So, you’re an artist. You might play music, paint or take photographs. It’s your passion — your dream — and you pursue it every day. Some chase their dream never wanting to become financially successful doing it, while some believe there’s a record deal right around the corner. You have one, two, maybe three jobs so you can pay your bills and still pursue your dreams, and these entry level positions are imperative. They don’t require a hard-to-acquire skillset; most require no real skillset other than being on time and doing a menial task assigned to you. Many also have highly flexible schedules.
There is a downside, however. These jobs don’t pay much. That’s the deal. You get to not have to learn a skill that require months or years of training and you get fairly flexible hours, but the pay isn’t much.
These jobs were never conceived of as something to help you support yourself or a family. In a bad economy, sometimes these jobs are the only ones available and whatever the economic situation, the jobs don’t change nor does the pay scale.
How many of these entry level positions would cease to exist if they were forced to pay $15 an hour? The reality is that many of them would go away because the business owner simply could not pay that hourly rate. The idea that the business owner could just “raise their prices” doesn’t work either because price and volume are directly connected. If the price of a pizza went from $15 to $25, people would stop buying as much pizza as they did when it was $15. Each pizza would be more profitable, but if sales dropped by 50%, the business makes less money.
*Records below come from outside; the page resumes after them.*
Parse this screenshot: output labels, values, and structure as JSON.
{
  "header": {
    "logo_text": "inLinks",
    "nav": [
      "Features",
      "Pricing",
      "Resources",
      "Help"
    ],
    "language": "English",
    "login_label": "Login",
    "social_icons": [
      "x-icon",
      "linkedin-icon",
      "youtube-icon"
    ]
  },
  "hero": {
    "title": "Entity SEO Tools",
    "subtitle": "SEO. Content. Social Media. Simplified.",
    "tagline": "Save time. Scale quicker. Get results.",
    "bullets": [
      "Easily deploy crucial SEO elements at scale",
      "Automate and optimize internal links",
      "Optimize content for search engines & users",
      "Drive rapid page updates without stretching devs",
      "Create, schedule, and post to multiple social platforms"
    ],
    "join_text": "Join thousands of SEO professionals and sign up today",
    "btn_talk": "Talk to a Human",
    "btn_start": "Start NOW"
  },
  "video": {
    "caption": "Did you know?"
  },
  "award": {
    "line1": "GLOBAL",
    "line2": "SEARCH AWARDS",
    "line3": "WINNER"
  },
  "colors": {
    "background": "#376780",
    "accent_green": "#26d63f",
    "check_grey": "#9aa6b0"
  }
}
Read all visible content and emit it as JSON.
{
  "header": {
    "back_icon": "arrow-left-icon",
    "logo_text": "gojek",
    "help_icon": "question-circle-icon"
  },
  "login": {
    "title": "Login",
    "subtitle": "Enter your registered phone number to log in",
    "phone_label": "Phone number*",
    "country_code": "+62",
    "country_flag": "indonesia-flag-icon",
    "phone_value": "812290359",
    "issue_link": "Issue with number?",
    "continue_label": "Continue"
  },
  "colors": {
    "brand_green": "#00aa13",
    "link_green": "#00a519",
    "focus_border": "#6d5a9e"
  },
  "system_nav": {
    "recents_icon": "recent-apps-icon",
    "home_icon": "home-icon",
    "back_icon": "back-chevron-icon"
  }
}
If the price of overnight office cleaning suddenly cost $100 more a week, the office would likely stop the cleaning service.
The owner of the business would have to figure out if the business remains profitable at all. Maybe the owner can run the business in a limited fashion, letting everyone else go. More than likely though, the business will simply cease to exist.
So now we’ve eliminated jobs because the math simply doesn’t work. But since the job didn’t pay enough to make a living wage, who cares? Actually, you care. You care because that job allowed you to eat while you chased your dreams. The generations coming up behind you care because there will be fewer jobs that will allow them to get their feet wet in the job market. Now they must have a skill of some kind, like being an RN, auto mechanic, welder or plumber before they can even get a job.
Here’s another less thought about problem. If everyone must have a skill to work, than the supply of people with those skills would naturally increase, correct? However, nothing in this scenario increases demand for these skillsets. Simple economics state if you have a ready and increasing supply of something but not an equivalent demand, the price for the supply side goes down. In other words, the living wage that these jobs provide slowly erodes until it is no longer a living wage.
Minimum wage jobs are actually for you, the struggling artist, teenagers and mothers looking for a few extra dollars. Upsetting this apple cart will have lasting negative effects on those who typically take these kinds of jobs.
Chasing your artistic dreams is not only your right, it’s your decision to make. To do that you must be prepared for both the good and the bad consequences of that choice.